Pork and brisket take 12 to 14 hours, and are served with or without sauce, based on the customer’s liking. Ribs take four to six hours. After they are smoked, McKay brushes them with sauce and grills them to create a candy glaze coating.
His wood comes from 16-18 inch solid cherry logs from Skillman at the foothills of the Sourland mountains.
“It’s not just pre-packaged wood chips. It’s the real deal,” McKay said.
His brisket and pork come from Dutch’s Meats, less than two miles from the Farmers Market, and his ribs come from Bucks County, Pa.
By choice, his menu includes just a few items: brisket, pulled pork, ribs, smoke house beans and zippy coleslaw. During the summer months, he serves grilled Jersey corn seasoned with barbecue rub.
Customers at Hambone Opera in mid-July had plenty to say about the food.
“The food is on par with any Kansas City restaurant,” said David Spears, who was visiting town from Missouri.
“The brisket is very tender with a good char, and very smoky. The baked beans start with smoke and end with heat. The coleslaw gives a nice contrast to everything else,” Spears said.
“The ribs deliciously fall off the bone, and they are extremely meaty,” said Deirdre Mraw from Yardville.
McKay crafts his Texas rub in his own kitchen. His sauce is a multistate affair, made from his own recipe — prepared by a company in Chicago with peppers from Texas, tomatoes from Kansas City, and vinegar from Carolina — which he calls “Jersey Fusion.”

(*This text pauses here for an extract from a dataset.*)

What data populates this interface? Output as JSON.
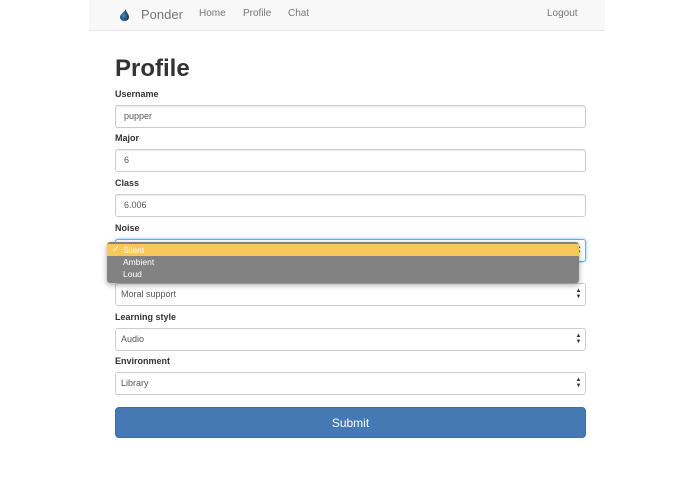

McKay started cooking as a child in his parents’ kitchen. After college, he moved to Whiskey Flats, Texas and worked for John’s Wood. There he learned the art of smoking meat and gave demos at Albertsons supermarket.
After working for John’s Wood for two years, he met Billy Bones, a multi-award winning barbecue master. He joined the Billy Bones crew and went on a cooking and competition tour across the U.S.
“Billy Bones is my buddy. He inspired me,” McKay said.
McKay started his current business in Skillman where he now lives. He had to come up a business name (which was then a catering company) and asked for suggestions from his musician friends. It was not long before they came up with a name inspired by one of their favorite songs – you guessed it – “Hambone.”
McKay is not making promises just yet, but he hints that if you visit The Hambone Opera in the near future, you just might be greeted by a group of musicians playing a song with the same name.
The Hambone Opera is located in the Trenton Farmers Market, 960 Spruce St. in Lawrence. Phone: (908) 230-2888.
Hours are Wednesday, 11 a.m.-2 p.m., and Thursday through Saturday, 9 a.m.-5 p.m. Eat in or take out. Call for delivery.